**** Records supplied

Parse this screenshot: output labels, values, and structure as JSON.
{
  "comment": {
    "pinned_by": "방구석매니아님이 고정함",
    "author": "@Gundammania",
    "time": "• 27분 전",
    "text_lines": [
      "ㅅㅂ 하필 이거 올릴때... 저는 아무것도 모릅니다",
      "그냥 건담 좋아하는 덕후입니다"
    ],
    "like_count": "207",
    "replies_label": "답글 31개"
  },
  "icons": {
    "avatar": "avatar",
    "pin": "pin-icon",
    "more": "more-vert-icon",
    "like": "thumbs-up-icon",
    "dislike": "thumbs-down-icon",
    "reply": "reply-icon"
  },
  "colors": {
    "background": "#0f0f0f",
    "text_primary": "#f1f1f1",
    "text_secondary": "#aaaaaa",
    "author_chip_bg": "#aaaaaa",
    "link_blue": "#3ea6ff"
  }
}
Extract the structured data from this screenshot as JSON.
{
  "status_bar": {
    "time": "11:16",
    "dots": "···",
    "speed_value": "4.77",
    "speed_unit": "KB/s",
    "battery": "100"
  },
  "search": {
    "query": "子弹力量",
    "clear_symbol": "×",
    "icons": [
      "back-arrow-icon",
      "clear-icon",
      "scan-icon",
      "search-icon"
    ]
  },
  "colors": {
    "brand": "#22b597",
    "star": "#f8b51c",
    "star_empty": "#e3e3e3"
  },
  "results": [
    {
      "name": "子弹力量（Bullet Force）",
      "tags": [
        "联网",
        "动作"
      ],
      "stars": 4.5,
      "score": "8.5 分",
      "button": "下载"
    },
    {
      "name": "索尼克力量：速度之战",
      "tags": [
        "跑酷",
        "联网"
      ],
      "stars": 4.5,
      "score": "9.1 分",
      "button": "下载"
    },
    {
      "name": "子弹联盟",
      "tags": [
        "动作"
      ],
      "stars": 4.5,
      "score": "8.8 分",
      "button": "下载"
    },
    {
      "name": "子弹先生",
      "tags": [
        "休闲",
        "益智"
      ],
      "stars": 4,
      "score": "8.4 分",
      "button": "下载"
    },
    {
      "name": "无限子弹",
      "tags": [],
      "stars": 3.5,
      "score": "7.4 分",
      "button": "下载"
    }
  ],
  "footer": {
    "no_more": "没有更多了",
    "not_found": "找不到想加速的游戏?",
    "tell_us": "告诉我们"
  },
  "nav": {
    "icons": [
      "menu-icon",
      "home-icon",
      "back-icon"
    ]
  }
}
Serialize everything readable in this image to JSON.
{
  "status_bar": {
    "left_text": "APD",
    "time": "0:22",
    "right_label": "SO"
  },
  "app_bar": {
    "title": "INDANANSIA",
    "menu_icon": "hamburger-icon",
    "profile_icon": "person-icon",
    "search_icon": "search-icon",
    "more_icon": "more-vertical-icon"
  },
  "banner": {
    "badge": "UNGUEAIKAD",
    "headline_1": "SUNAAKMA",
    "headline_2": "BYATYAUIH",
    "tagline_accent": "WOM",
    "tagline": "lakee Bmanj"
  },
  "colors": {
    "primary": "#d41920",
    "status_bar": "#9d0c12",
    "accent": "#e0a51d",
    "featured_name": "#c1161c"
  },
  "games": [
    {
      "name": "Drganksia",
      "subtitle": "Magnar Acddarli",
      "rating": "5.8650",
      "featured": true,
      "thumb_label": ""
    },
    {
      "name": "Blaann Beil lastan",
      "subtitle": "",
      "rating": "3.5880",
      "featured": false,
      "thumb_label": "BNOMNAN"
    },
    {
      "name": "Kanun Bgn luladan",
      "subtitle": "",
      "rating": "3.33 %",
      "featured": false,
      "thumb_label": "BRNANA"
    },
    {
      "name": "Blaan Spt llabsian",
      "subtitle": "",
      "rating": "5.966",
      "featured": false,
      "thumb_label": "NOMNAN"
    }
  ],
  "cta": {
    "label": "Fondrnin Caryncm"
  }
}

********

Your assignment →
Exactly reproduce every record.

Answer to this exercise →
Parse this screenshot: output labels, values, and structure as JSON.
{
  "comment": {
    "pinned_by": "방구석매니아님이 고정함",
    "author": "@Gundammania",
    "time": "• 27분 전",
    "text_lines": [
      "ㅅㅂ 하필 이거 올릴때... 저는 아무것도 모릅니다",
      "그냥 건담 좋아하는 덕후입니다"
    ],
    "like_count": "207",
    "replies_label": "답글 31개"
  },
  "icons": {
    "avatar": "avatar",
    "pin": "pin-icon",
    "more": "more-vert-icon",
    "like": "thumbs-up-icon",
    "dislike": "thumbs-down-icon",
    "reply": "reply-icon"
  },
  "colors": {
    "background": "#0f0f0f",
    "text_primary": "#f1f1f1",
    "text_secondary": "#aaaaaa",
    "author_chip_bg": "#aaaaaa",
    "link_blue": "#3ea6ff"
  }
}
Extract the structured data from this screenshot as JSON.
{
  "status_bar": {
    "time": "11:16",
    "dots": "···",
    "speed_value": "4.77",
    "speed_unit": "KB/s",
    "battery": "100"
  },
  "search": {
    "query": "子弹力量",
    "clear_symbol": "×",
    "icons": [
      "back-arrow-icon",
      "clear-icon",
      "scan-icon",
      "search-icon"
    ]
  },
  "colors": {
    "brand": "#22b597",
    "star": "#f8b51c",
    "star_empty": "#e3e3e3"
  },
  "results": [
    {
      "name": "子弹力量（Bullet Force）",
      "tags": [
        "联网",
        "动作"
      ],
      "stars": 4.5,
      "score": "8.5 分",
      "button": "下载"
    },
    {
      "name": "索尼克力量：速度之战",
      "tags": [
        "跑酷",
        "联网"
      ],
      "stars": 4.5,
      "score": "9.1 分",
      "button": "下载"
    },
    {
      "name": "子弹联盟",
      "tags": [
        "动作"
      ],
      "stars": 4.5,
      "score": "8.8 分",
      "button": "下载"
    },
    {
      "name": "子弹先生",
      "tags": [
        "休闲",
        "益智"
      ],
      "stars": 4,
      "score": "8.4 分",
      "button": "下载"
    },
    {
      "name": "无限子弹",
      "tags": [],
      "stars": 3.5,
      "score": "7.4 分",
      "button": "下载"
    }
  ],
  "footer": {
    "no_more": "没有更多了",
    "not_found": "找不到想加速的游戏?",
    "tell_us": "告诉我们"
  },
  "nav": {
    "icons": [
      "menu-icon",
      "home-icon",
      "back-icon"
    ]
  }
}
Serialize everything readable in this image to JSON.
{
  "status_bar": {
    "left_text": "APD",
    "time": "0:22",
    "right_label": "SO"
  },
  "app_bar": {
    "title": "INDANANSIA",
    "menu_icon": "hamburger-icon",
    "profile_icon": "person-icon",
    "search_icon": "search-icon",
    "more_icon": "more-vertical-icon"
  },
  "banner": {
    "badge": "UNGUEAIKAD",
    "headline_1": "SUNAAKMA",
    "headline_2": "BYATYAUIH",
    "tagline_accent": "WOM",
    "tagline": "lakee Bmanj"
  },
  "colors": {
    "primary": "#d41920",
    "status_bar": "#9d0c12",
    "accent": "#e0a51d",
    "featured_name": "#c1161c"
  },
  "games": [
    {
      "name": "Drganksia",
      "subtitle": "Magnar Acddarli",
      "rating": "5.8650",
      "featured": true,
      "thumb_label": ""
    },
    {
      "name": "Blaann Beil lastan",
      "subtitle": "",
      "rating": "3.5880",
      "featured": false,
      "thumb_label": "BNOMNAN"
    },
    {
      "name": "Kanun Bgn luladan",
      "subtitle": "",
      "rating": "3.33 %",
      "featured": false,
      "thumb_label": "BRNANA"
    },
    {
      "name": "Blaan Spt llabsian",
      "subtitle": "",
      "rating": "5.966",
      "featured": false,
      "thumb_label": "NOMNAN"
    }
  ],
  "cta": {
    "label": "Fondrnin Caryncm"
  }
}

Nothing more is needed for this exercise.